16 March 2020
The decisive clue was to be found under the tank cap and under the hinge: a tiny speck of paint that could be analysed and remixed. This kind of detective work is familiar from the restoration of great works of art. And to some people, this unique special is indeed a masterpiece: the BMW 2800 GTS Coupé Frua. The colour was just one of many attributes that had disappeared during the course of the varied story of this study styled by the Italian haute couturier of bodywork design, Pietro Frua. The automobile has now been restored to its original condition. In the workshop of BMW Group Classic, the coupé was given the original inline six-cylinder engine of the BMW 2800 CS, that Frua had used as the platform for his study in 1969. Frua had fashioned two other rather similar studies in Turin on the basis of sedans from the Grand Series. In 1969 and 1970, Frua’s BMW 2800 GTS lit up the major motor shows before undergoing various rebuilds in Spain and the Netherlands – and this motor car is now an illustrious jewel in the collection of BMW Group Classic.
When Berlin came out of the blockade in 1948 (“Look at this City” implored the Mayor of West Berlin), the BMW plant in Berlin-Spandau was still dismantled and it was only very gradually getting going again. In 1966, final assembly of all BMW motorcycles was launched in Spandau.
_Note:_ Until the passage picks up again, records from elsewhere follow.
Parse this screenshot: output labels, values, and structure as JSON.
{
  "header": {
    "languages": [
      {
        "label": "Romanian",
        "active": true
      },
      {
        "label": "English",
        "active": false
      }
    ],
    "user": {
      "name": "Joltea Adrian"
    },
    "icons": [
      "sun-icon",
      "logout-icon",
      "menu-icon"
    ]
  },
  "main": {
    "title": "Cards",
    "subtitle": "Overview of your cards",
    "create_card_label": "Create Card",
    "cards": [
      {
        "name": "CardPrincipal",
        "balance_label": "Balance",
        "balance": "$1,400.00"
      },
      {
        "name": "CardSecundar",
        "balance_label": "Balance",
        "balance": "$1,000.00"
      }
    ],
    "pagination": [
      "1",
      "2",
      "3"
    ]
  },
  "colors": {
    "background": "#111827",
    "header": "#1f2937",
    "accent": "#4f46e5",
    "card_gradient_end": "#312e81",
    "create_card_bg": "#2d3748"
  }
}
After this, the statistics relate pretty much all you need to know about the success story. In 1991, the one millionth model in the company’s history rolled off the assembly line. The second million followed already in 2011. This is living proof that Berlin not only has the world’s most advanced motorcycle production plant. The city also makes a highly dynamic contribution to performance within the company. The products manufactured here since the BMW R 75/5 (1969) until – for example – the BMW R 1250 GS of today, and built around the typical Boxer engine have been always innovative and generally speaking extremely successful. The classic#heart blog relates the history of the Spandau Plant (where aero-engines were once constructed for the Ju52 passenger plane) and presents some classy historic photographs.
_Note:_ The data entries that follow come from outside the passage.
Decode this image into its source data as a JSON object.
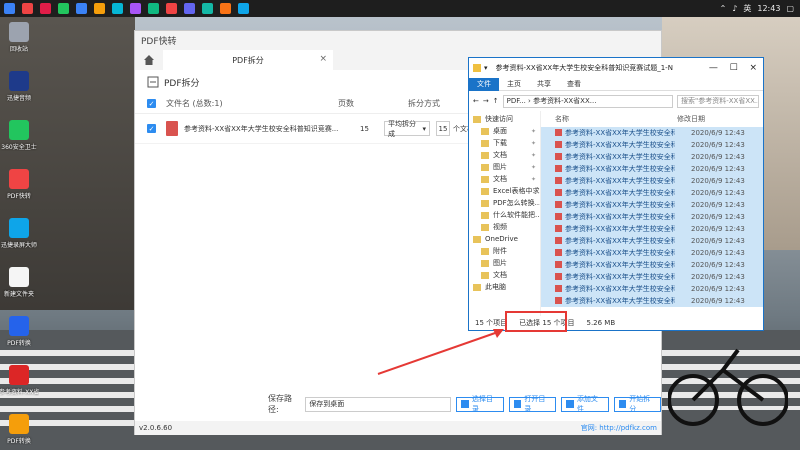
{
  "taskbar": {
    "time": "12:43",
    "ime": "英",
    "icon_colors": [
      "#3b82f6",
      "#ef4444",
      "#e11d48",
      "#22c55e",
      "#3b82f6",
      "#f59e0b",
      "#06b6d4",
      "#a855f7",
      "#10b981",
      "#ef4444",
      "#6366f1",
      "#14b8a6",
      "#f97316",
      "#0ea5e9"
    ]
  },
  "desktop_icons": [
    {
      "label": "回收站",
      "color": "#9ca3af"
    },
    {
      "label": "迅捷音频",
      "color": "#1e3a8a"
    },
    {
      "label": "360安全卫士",
      "color": "#22c55e"
    },
    {
      "label": "PDF快转",
      "color": "#ef4444"
    },
    {
      "label": "迅捷录屏大师",
      "color": "#0ea5e9"
    },
    {
      "label": "新建文件夹",
      "color": "#f5f5f5"
    },
    {
      "label": "PDF转换",
      "color": "#2563eb"
    },
    {
      "label": "参考资料-XX省",
      "color": "#dc2626"
    },
    {
      "label": "PDF转换",
      "color": "#f59e0b"
    }
  ],
  "app": {
    "title": "PDF快转",
    "tab_label": "PDF拆分",
    "toolbar_label": "PDF拆分",
    "columns": {
      "filename": "文件名 (总数:1)",
      "pages": "页数",
      "split_mode": "拆分方式"
    },
    "row": {
      "filename": "参考资料-XX省XX年大学生校安全科普知识竞赛...",
      "pages": "15",
      "split_mode": "平均拆分成",
      "parts": "15",
      "unit": "个文档"
    },
    "save_path_label": "保存路径:",
    "save_path_value": "保存到桌面",
    "buttons": {
      "choose_dir": "选择目录",
      "open_dir": "打开目录",
      "add_file": "添加文件",
      "start_split": "开始拆分"
    },
    "version": "v2.0.6.60",
    "website": "官网: http://pdfkz.com"
  },
  "explorer": {
    "title": "参考资料-XX省XX年大学生校安全科普知识竞赛试题_1-N",
    "ribbon": {
      "file": "文件",
      "home": "主页",
      "share": "共享",
      "view": "查看"
    },
    "address": "PDF... › 参考资料-XX省XX...",
    "search_placeholder": "搜索\"参考资料-XX省XX...\"",
    "nav": [
      {
        "label": "快速访问",
        "sub": false,
        "pin": false
      },
      {
        "label": "桌面",
        "sub": true,
        "pin": true
      },
      {
        "label": "下载",
        "sub": true,
        "pin": true
      },
      {
        "label": "文档",
        "sub": true,
        "pin": true
      },
      {
        "label": "图片",
        "sub": true,
        "pin": true
      },
      {
        "label": "文档",
        "sub": true,
        "pin": true
      },
      {
        "label": "Excel表格中求...",
        "sub": true,
        "pin": false
      },
      {
        "label": "PDF怎么转换...",
        "sub": true,
        "pin": false
      },
      {
        "label": "什么软件能把...",
        "sub": true,
        "pin": false
      },
      {
        "label": "视频",
        "sub": true,
        "pin": false
      },
      {
        "label": "OneDrive",
        "sub": false,
        "pin": false
      },
      {
        "label": "附件",
        "sub": true,
        "pin": false
      },
      {
        "label": "图片",
        "sub": true,
        "pin": false
      },
      {
        "label": "文档",
        "sub": true,
        "pin": false
      },
      {
        "label": "此电脑",
        "sub": false,
        "pin": false
      }
    ],
    "col_name": "名称",
    "col_date": "修改日期",
    "file_name": "参考资料-XX省XX年大学生校安全科普...",
    "file_date": "2020/6/9 12:43",
    "file_count": 15,
    "status_items": "15 个项目",
    "status_selected": "已选择 15 个项目",
    "status_size": "5.26 MB"
  }
}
Anybody who has watched a state reception or a royal anniversary in the United Kingdom, may well have asked themselves: What is it that makes the Rolls-Royce Phantom, and especially the Phantom VI built from 1968 onwards, so truly majestic? The classic#heart blog is on the right track when it observes that ostentatiousness and showmanship are foreign concepts to this automobile. You might talk in terms of understatement, if there weren’t a wheelbase of 3 660 millimetres and a kerb weight of around 2 500 kilograms. Just 374 motor cars bearing the name Rolls-Royce Phantom VI came into existence up until 1991, when the famous coachbuilder Mulliner Park Ward closed its doors for the last time after the production run had been brought to a close. An era came to an end. The automobiles remain as an expression of perfect craftsmanship.
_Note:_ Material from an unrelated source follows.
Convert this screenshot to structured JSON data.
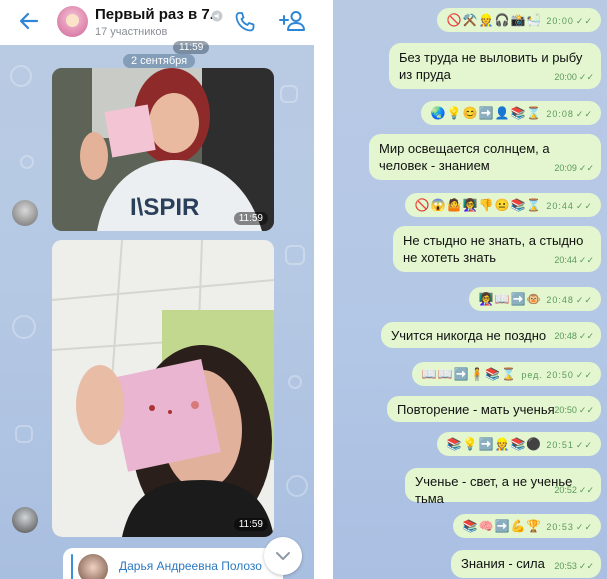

Her older brother Stirling was reputed to have taught her to drive when she was just 11 years old. British racing driver Stirling Moss went on to win 16 victories in Formula 1, but Pat Moss didn’t need much further encouragement to get going. She became one of the most successful female rally drivers of all times. One of her greatest successes was at the Tulip Rally in the Netherlands in 1962, which was simultaneously the first major victory for the Mini Cooper. MINI USA recalls how Pat Moss was a game-changer in a fantastic short video (published on International Women’s Day) – for women and giving the classic Mini a helping hand as well.